+++ Extracted entries +++
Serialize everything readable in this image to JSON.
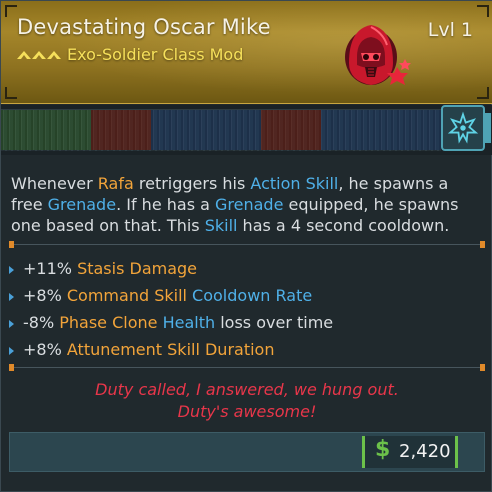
{
  "item": {
    "name": "Devastating Oscar Mike",
    "type": "Exo-Soldier Class Mod",
    "level": "Lvl 1",
    "rarity_color": "#f6e05a",
    "header_color": "#a5862a",
    "class_icon": "red-hooded-helmet-icon",
    "manufacturer_icon": "cyan-star-emblem-icon"
  },
  "description": {
    "parts": [
      {
        "text": "Whenever ",
        "hl": ""
      },
      {
        "text": "Rafa",
        "hl": "orange"
      },
      {
        "text": " retriggers his ",
        "hl": ""
      },
      {
        "text": "Action Skill",
        "hl": "blue"
      },
      {
        "text": ", he spawns a free ",
        "hl": ""
      },
      {
        "text": "Grenade",
        "hl": "blue"
      },
      {
        "text": ". If he has a ",
        "hl": ""
      },
      {
        "text": "Grenade",
        "hl": "blue"
      },
      {
        "text": " equipped, he spawns one based on that. This ",
        "hl": ""
      },
      {
        "text": "Skill",
        "hl": "blue"
      },
      {
        "text": " has a 4 second cooldown.",
        "hl": ""
      }
    ]
  },
  "stats": [
    [
      {
        "text": "+11% ",
        "hl": ""
      },
      {
        "text": "Stasis Damage",
        "hl": "orange"
      }
    ],
    [
      {
        "text": "+8% ",
        "hl": ""
      },
      {
        "text": "Command Skill",
        "hl": "orange"
      },
      {
        "text": " ",
        "hl": ""
      },
      {
        "text": "Cooldown Rate",
        "hl": "blue"
      }
    ],
    [
      {
        "text": "-8% ",
        "hl": ""
      },
      {
        "text": "Phase Clone",
        "hl": "orange"
      },
      {
        "text": " ",
        "hl": ""
      },
      {
        "text": "Health",
        "hl": "blue"
      },
      {
        "text": " loss over time",
        "hl": ""
      }
    ],
    [
      {
        "text": "+8% ",
        "hl": ""
      },
      {
        "text": "Attunement Skill Duration",
        "hl": "orange"
      }
    ]
  ],
  "flavor": {
    "line1": "Duty called, I answered, we hung out.",
    "line2": "Duty's awesome!"
  },
  "price": {
    "symbol": "$",
    "value": "2,420",
    "color": "#6cc14a"
  },
  "colors": {
    "orange": "#f2a43a",
    "blue": "#4fb0e8",
    "flavor": "#e8364a"
  }
}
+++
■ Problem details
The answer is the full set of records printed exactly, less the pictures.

■ Solution below
Serialize everything readable in this image to JSON.
{
  "item": {
    "name": "Devastating Oscar Mike",
    "type": "Exo-Soldier Class Mod",
    "level": "Lvl 1",
    "rarity_color": "#f6e05a",
    "header_color": "#a5862a",
    "class_icon": "red-hooded-helmet-icon",
    "manufacturer_icon": "cyan-star-emblem-icon"
  },
  "description": {
    "parts": [
      {
        "text": "Whenever ",
        "hl": ""
      },
      {
        "text": "Rafa",
        "hl": "orange"
      },
      {
        "text": " retriggers his ",
        "hl": ""
      },
      {
        "text": "Action Skill",
        "hl": "blue"
      },
      {
        "text": ", he spawns a free ",
        "hl": ""
      },
      {
        "text": "Grenade",
        "hl": "blue"
      },
      {
        "text": ". If he has a ",
        "hl": ""
      },
      {
        "text": "Grenade",
        "hl": "blue"
      },
      {
        "text": " equipped, he spawns one based on that. This ",
        "hl": ""
      },
      {
        "text": "Skill",
        "hl": "blue"
      },
      {
        "text": " has a 4 second cooldown.",
        "hl": ""
      }
    ]
  },
  "stats": [
    [
      {
        "text": "+11% ",
        "hl": ""
      },
      {
        "text": "Stasis Damage",
        "hl": "orange"
      }
    ],
    [
      {
        "text": "+8% ",
        "hl": ""
      },
      {
        "text": "Command Skill",
        "hl": "orange"
      },
      {
        "text": " ",
        "hl": ""
      },
      {
        "text": "Cooldown Rate",
        "hl": "blue"
      }
    ],
    [
      {
        "text": "-8% ",
        "hl": ""
      },
      {
        "text": "Phase Clone",
        "hl": "orange"
      },
      {
        "text": " ",
        "hl": ""
      },
      {
        "text": "Health",
        "hl": "blue"
      },
      {
        "text": " loss over time",
        "hl": ""
      }
    ],
    [
      {
        "text": "+8% ",
        "hl": ""
      },
      {
        "text": "Attunement Skill Duration",
        "hl": "orange"
      }
    ]
  ],
  "flavor": {
    "line1": "Duty called, I answered, we hung out.",
    "line2": "Duty's awesome!"
  },
  "price": {
    "symbol": "$",
    "value": "2,420",
    "color": "#6cc14a"
  },
  "colors": {
    "orange": "#f2a43a",
    "blue": "#4fb0e8",
    "flavor": "#e8364a"
  }
}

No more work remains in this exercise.